FDIC: Troubled Banks Rise To 117, Most in Five Years

The number of problem banks on a regulatory watch list increased to 117 by the end of the second quarter from 90 at the end of the first quarter, the Federal Deposit Insurance Corp said.


The combined assets of the problem banks increased to $78 billion from $26 billion, the agency said.

The housing slump and worsening economic conditions forced U.S. banks to set aside $50.2 billion in loan loss provisions during the second quarter, the FDIC said in its quarterly industry update.

That figure is more than four times the $11.4 billion that the industry set aside in the second quarter last year.
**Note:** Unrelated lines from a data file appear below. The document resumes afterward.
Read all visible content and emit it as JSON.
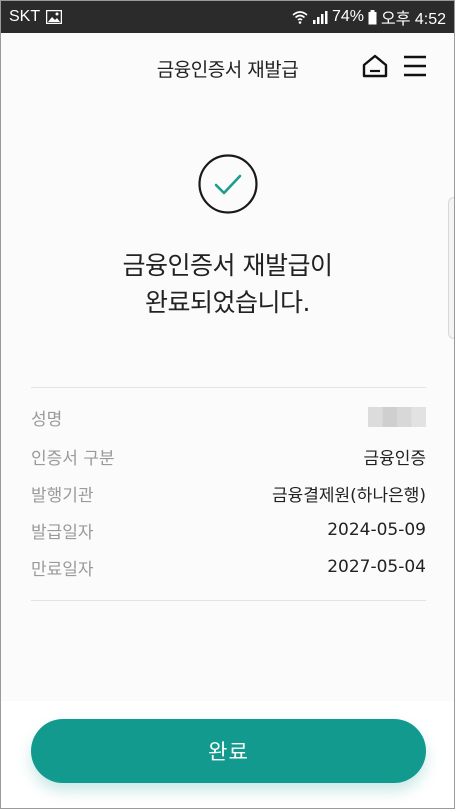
{
  "status_bar": {
    "carrier": "SKT",
    "battery": "74%",
    "time": "오후 4:52"
  },
  "header": {
    "title": "금융인증서 재발급",
    "home_icon": "home-icon",
    "menu_icon": "hamburger-menu-icon"
  },
  "result": {
    "icon": "check-circle-icon",
    "message_line1": "금융인증서 재발급이",
    "message_line2": "완료되었습니다."
  },
  "details": [
    {
      "label": "성명",
      "value": ""
    },
    {
      "label": "인증서 구분",
      "value": "금융인증"
    },
    {
      "label": "발행기관",
      "value": "금융결제원(하나은행)"
    },
    {
      "label": "발급일자",
      "value": "2024-05-09"
    },
    {
      "label": "만료일자",
      "value": "2027-05-04"
    }
  ],
  "colors": {
    "accent": "#139a8e",
    "check": "#1a9e8f",
    "label": "#9a9a9a"
  },
  "footer": {
    "done_label": "완료"
  }
}
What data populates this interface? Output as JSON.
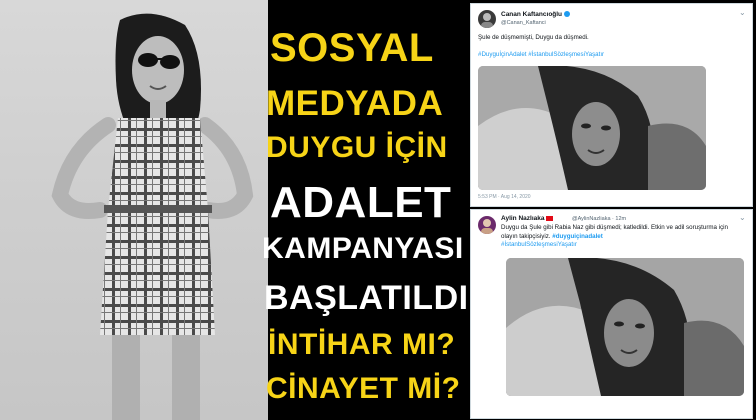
{
  "headline": {
    "line1": "SOSYAL",
    "line2": "MEDYADA",
    "line3": "DUYGU İÇİN",
    "line4": "ADALET",
    "line5": "KAMPANYASI",
    "line6": "BAŞLATILDI",
    "line7": "İNTİHAR MI?",
    "line8": "CİNAYET Mİ?",
    "yellow": "#f7d417",
    "white": "#ffffff"
  },
  "tweet1": {
    "name": "Canan Kaftancıoğlu",
    "handle": "@Canan_Kaftanci",
    "text": "Şule de düşmemişti, Duygu da düşmedi.",
    "hashtags": "#DuyguİçinAdalet #İstanbulSözleşmesiYaşatır",
    "timestamp": "5:53 PM · Aug 14, 2020",
    "more": "⌄"
  },
  "tweet2": {
    "name": "Aylin Nazlıaka",
    "handle": "@AylinNazliaka · 12m",
    "text": "Duygu da Şule gibi Rabia Naz gibi düşmedi; katledildi. Etkin ve adil soruşturma için olayın takipçisiyiz.",
    "hashtag_inline": "#duyguiçinadalet",
    "hashtags": "#İstanbulSözleşmesiYaşatır",
    "more": "⌄"
  }
}
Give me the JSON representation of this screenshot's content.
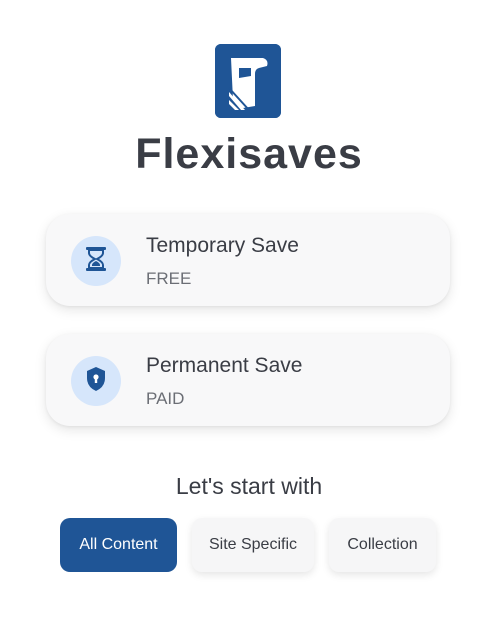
{
  "app": {
    "name": "Flexisaves",
    "logo_icon": "flexisaves-logo-icon",
    "brand_color": "#1f5596"
  },
  "options": [
    {
      "title": "Temporary Save",
      "subtitle": "FREE",
      "icon": "hourglass-icon",
      "icon_bg": "#d6e6fb"
    },
    {
      "title": "Permanent Save",
      "subtitle": "PAID",
      "icon": "shield-lock-icon",
      "icon_bg": "#d6e6fb"
    }
  ],
  "start": {
    "label": "Let's start with",
    "tabs": [
      {
        "label": "All Content",
        "selected": true
      },
      {
        "label": "Site Specific",
        "selected": false
      },
      {
        "label": "Collection",
        "selected": false
      }
    ]
  }
}
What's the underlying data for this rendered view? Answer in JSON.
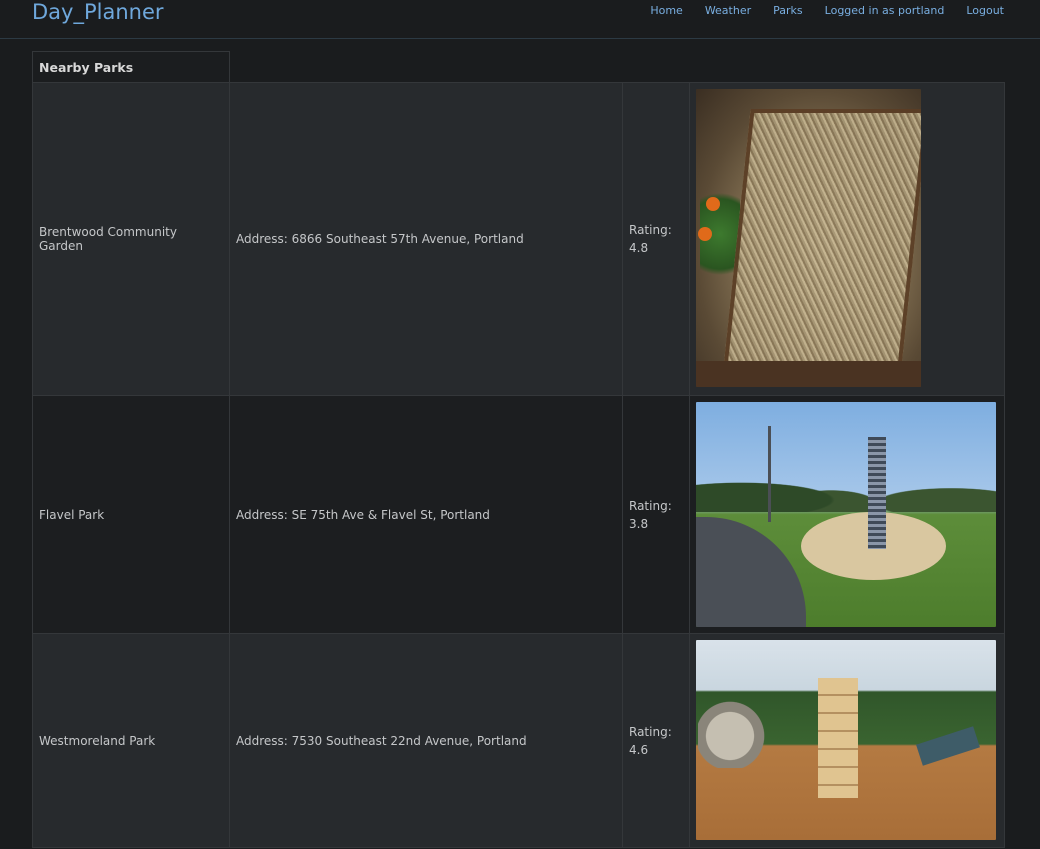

"By any yardstick, it was another rough quarter for bank earnings, but the results were not unexpected as the industry coped with financial market disruptions, the housing slump, worsening economic conditions and the overall downturn in the credit cycle," FDIC Chairman Sheila Bair said in a statement.

Nine banks have failed so far this year, including IndyMac Bancorp Inc, which became the third-largest U.S. bank failure and was on the FDIC watch list in the second quarter.

Bair also said the agency will consider a plan in early October to replenish its Deposit Insurance Fund, which had a large drop due to IndyMac and other bank failures.

Watch Bair's news conference in video at left.

The fund, which is used to cover insured deposits, fell to $45.2 billion at the end of the second quarter from $52.8 billion at the end of the first quarter.

The agency maintains a running tally of banks with financial, operational or managerial weakness that threaten their financial viability.

FDIC examiners closely monitor the list but do not publicly release the names on it.

Earnings at U.S. banks and thrifts were $5 billion in the second quarter, versus $36.8 billion in the year-ago period, the agency said.

With the exception of the fourth quarter of last year, second-quarter earnings in 2008 were the lowest for the industry since the fourth quarter of 1991.